such that `stringOfList f [x1,…,xn]` should return the string

`”[” ++ (f x1) ++ “, ” ++ … ++ (f xn) ++ “]”`

This function can be implemented on one line,

**without using any recursion** by calling

`map` and `sepConcat` with appropriate inputs.

You should get the following behavior:

“`haskell

ghci> stringOfList show [1, 2, 3, 4, 5, 6]

“[1, 2, 3, 4, 5, 6]”

ghci> stringOfList (fun x -> x) [“foo”]

“[foo]”

ghci> stringOfList (stringOfList show) [[1, 2, 3], [4, 5], [6], []]

“[[1, 2, 3], [4, 5], [6], []]”

“`

## Problem 2: Big Numbers

The Haskell type `Int` only contains values up to a certain size (for reasons

that will become clear as we implement our own compiler). For example,

“`haskell

ghci> let x = 99999999999999999999999999999999999999999999999 :: Int

<interactive>:3:9: Warning:

Literal 99999999999999999999999999999999999999999999999 is out of the Int range -9223372036854775808..9223372036854775807

“`

You will now implement functions to manipulate arbitrarily large

numbers represented as `[Int]`, i.e. lists of `Int`.

(a) 10 + 5 + 10 points

Write a function

“`haskell

clone :: a -> Int -> [a]

“`

such that `clone x n` returns a list of `n` copies of the value `x`.

If the integer `n` is `0` or negative, then `clone` should return

the empty list. You should get the following behavior:

“`haskell

ghci> clone 3 5

[3, 3, 3, 3, 3]

ghci> clone “foo” 2

[“foo”, “foo”]

“`

Use `clone` to write a function

“`haskell

padZero :: [Int] -> [Int] -> ([Int], [Int])

“`

which takes two lists: `[x1,…,xn]` `[y1,…,ym]` and

adds zeros in front of the _shorter_ list to make the
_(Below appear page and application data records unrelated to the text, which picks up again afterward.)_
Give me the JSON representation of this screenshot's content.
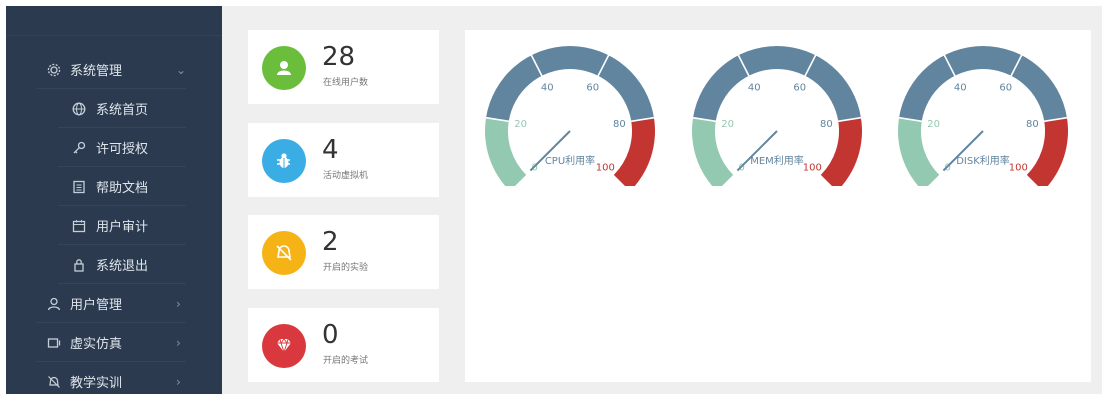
{
  "sidebar": {
    "items": [
      {
        "label": "系统管理",
        "icon": "gear-icon",
        "type": "top",
        "chevron": "⌄"
      },
      {
        "label": "系统首页",
        "icon": "globe-icon",
        "type": "sub"
      },
      {
        "label": "许可授权",
        "icon": "key-icon",
        "type": "sub"
      },
      {
        "label": "帮助文档",
        "icon": "document-icon",
        "type": "sub"
      },
      {
        "label": "用户审计",
        "icon": "calendar-icon",
        "type": "sub"
      },
      {
        "label": "系统退出",
        "icon": "lock-icon",
        "type": "sub"
      },
      {
        "label": "用户管理",
        "icon": "user-icon",
        "type": "top",
        "chevron": "›"
      },
      {
        "label": "虚实仿真",
        "icon": "monitor-icon",
        "type": "top",
        "chevron": "›"
      },
      {
        "label": "教学实训",
        "icon": "bell-off-icon",
        "type": "top",
        "chevron": "›"
      }
    ]
  },
  "stats": [
    {
      "value": "28",
      "label": "在线用户数",
      "color": "#6bbd3c",
      "icon": "user-icon"
    },
    {
      "value": "4",
      "label": "活动虚拟机",
      "color": "#3aaee4",
      "icon": "bug-icon"
    },
    {
      "value": "2",
      "label": "开启的实验",
      "color": "#f6b316",
      "icon": "bell-slash-icon"
    },
    {
      "value": "0",
      "label": "开启的考试",
      "color": "#d9383e",
      "icon": "diamond-icon"
    }
  ],
  "gauges": [
    {
      "label": "CPU利用率",
      "value": 0
    },
    {
      "label": "MEM利用率",
      "value": 0
    },
    {
      "label": "DISK利用率",
      "value": 0
    }
  ],
  "gauge_scale": {
    "ticks": [
      "0",
      "20",
      "40",
      "60",
      "80",
      "100"
    ],
    "min": 0,
    "max": 100,
    "bands": [
      {
        "from": 0,
        "to": 20,
        "color": "#93c9b1"
      },
      {
        "from": 20,
        "to": 80,
        "color": "#62859f"
      },
      {
        "from": 80,
        "to": 100,
        "color": "#c23531"
      }
    ]
  },
  "colors": {
    "sidebar_bg": "#2b3a4e",
    "page_bg": "#efefef"
  }
}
list lengths equal.

Your implementation should **not** be recursive.

You should get the following behavior:

“`haskell

ghci> padZero [9, 9] [1, 0, 0, 2]

([0, 0, 9, 9], [1, 0, 0, 2])
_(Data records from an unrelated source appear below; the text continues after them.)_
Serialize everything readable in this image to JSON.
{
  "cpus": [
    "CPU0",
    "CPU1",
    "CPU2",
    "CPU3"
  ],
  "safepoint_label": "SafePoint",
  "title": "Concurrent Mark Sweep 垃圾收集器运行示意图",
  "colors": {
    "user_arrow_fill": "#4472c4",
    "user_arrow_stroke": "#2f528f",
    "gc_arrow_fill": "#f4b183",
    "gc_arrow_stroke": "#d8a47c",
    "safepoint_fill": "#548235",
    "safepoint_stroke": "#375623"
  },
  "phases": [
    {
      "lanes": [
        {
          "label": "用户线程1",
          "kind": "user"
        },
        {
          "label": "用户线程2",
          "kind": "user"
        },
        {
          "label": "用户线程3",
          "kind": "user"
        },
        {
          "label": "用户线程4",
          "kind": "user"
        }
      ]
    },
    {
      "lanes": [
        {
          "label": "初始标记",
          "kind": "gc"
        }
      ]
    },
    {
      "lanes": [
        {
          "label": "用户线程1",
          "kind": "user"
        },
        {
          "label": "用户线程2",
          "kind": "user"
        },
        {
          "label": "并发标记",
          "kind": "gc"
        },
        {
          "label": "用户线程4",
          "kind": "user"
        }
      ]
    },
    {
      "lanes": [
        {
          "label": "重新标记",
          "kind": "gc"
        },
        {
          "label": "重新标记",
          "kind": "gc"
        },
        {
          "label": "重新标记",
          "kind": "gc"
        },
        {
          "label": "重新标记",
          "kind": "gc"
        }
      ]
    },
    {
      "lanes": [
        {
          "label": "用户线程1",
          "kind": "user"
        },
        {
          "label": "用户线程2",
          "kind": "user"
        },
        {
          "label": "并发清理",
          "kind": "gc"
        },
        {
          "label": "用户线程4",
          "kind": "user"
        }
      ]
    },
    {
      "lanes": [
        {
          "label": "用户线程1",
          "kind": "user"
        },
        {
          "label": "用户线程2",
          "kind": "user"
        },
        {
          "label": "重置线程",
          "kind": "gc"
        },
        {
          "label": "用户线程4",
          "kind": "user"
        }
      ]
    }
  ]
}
ghci> padZero [1, 0, 0, 2] [9, 9]

([1, 0, 0, 2], [0, 0, 9, 9])

“`

Next, write a function

“`haskell

removeZero :: [Int] -> [Int]

“`
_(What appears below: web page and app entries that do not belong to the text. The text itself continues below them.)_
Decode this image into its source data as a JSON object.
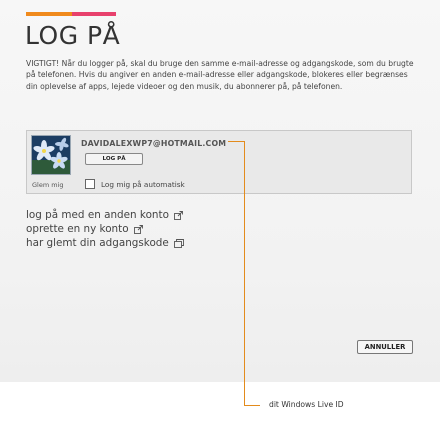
{
  "title": "LOG PÅ",
  "notice": "VIGTIGT! Når du logger på, skal du bruge den samme e-mail-adresse og adgangskode, som du brugte på telefonen. Hvis du angiver en anden e-mail-adresse eller adgangskode, blokeres eller begrænses din oplevelse af apps, lejede videoer og den musik, du abonnerer på, på telefonen.",
  "account": {
    "email": "DAVIDALEXWP7@HOTMAIL.COM",
    "login_button": "LOG PÅ",
    "forget_label": "Glem mig",
    "auto_login_label": "Log mig på automatisk",
    "auto_login_checked": false
  },
  "links": [
    {
      "label": "log på med en anden konto",
      "icon": "external-link-icon"
    },
    {
      "label": "oprette en ny konto",
      "icon": "external-link-icon"
    },
    {
      "label": "har glemt din adgangskode",
      "icon": "popup-window-icon"
    }
  ],
  "cancel_button": "ANNULLER",
  "callout": {
    "label": "dit Windows Live ID"
  },
  "colors": {
    "accent_orange": "#f08a1c",
    "accent_pink": "#e8416d",
    "callout_line": "#e38b1c"
  }
}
that takes a list and removes a prefix of leading zeros, yielding

the following behavior:

“`haskell

ghci> removeZero [0, 0, 0, 1, 0, 0, 2]

[1, 0, 0, 2]

ghci> removeZero [9, 9]

[9, 9]

ghci> removeZero [0, 0, 0, 0]

[]

“`

(b) 25 points

Let us use the list `[d1, d2, …, dn]`, where each `di`

is between `0` and `9`, to represent the (positive)

**big-integer** `d1d2…dn`.

“`haskell

type BigInt = [Int]

“`

For example, `[9, 9, 9, 9, 9, 9, 9, 9, 9, 8]` represents

the big-integer `9999999998`. Fill out the implementation for

“`haskell

bigAdd :: BigInt -> BigInt -> BigInt

“`

so that it takes two integer lists, where each integer is

between `0` and `9` and returns the list corresponding to

the addition of the two big-integers. Again, you have to

fill in the implementation to supply the appropriate values

to `f`, `base`, `args`. You should get the following behavior:

“`haskell

ghci> bigAdd [9, 9] [1, 0, 0, 2]

[1, 1, 0, 1]

ghci> bigAdd [9, 9, 9, 9] [9, 9, 9]

[1, 0, 9, 9, 8]

“`

(c) 15 + 20 points

Next you will write functions to multiply two big integers.

First write a function

“`haskell

mulByDigit :: Int -> BigInt -> BigInt

“`

which takes an integer digit and a big integer, and returns the

big integer list which is the result of multiplying the big

integer with the digit. You should get the following behavior:

“`haskell

ghci> mulByDigit 9 [9,9,9,9]

[8,9,9,9,1]

“`

Now, using `mulByDigit`, fill in the implementation of

“`haskell

bigMul :: BigInt -> BigInt -> BigInt

“`

Again, you have to fill in implementations for `f` , `base` , `args` only.

Once you are done, you should get the following behavior at the prompt:

“`haskell

ghci> bigMul [9,9,9,9] [9,9,9,9]

[9,9,9,8,0,0,0,1]

ghci> bigMul [9,9,9,9,9] [9,9,9,9,9]

[9,9,9,9,8,0,0,0,0,1]

“`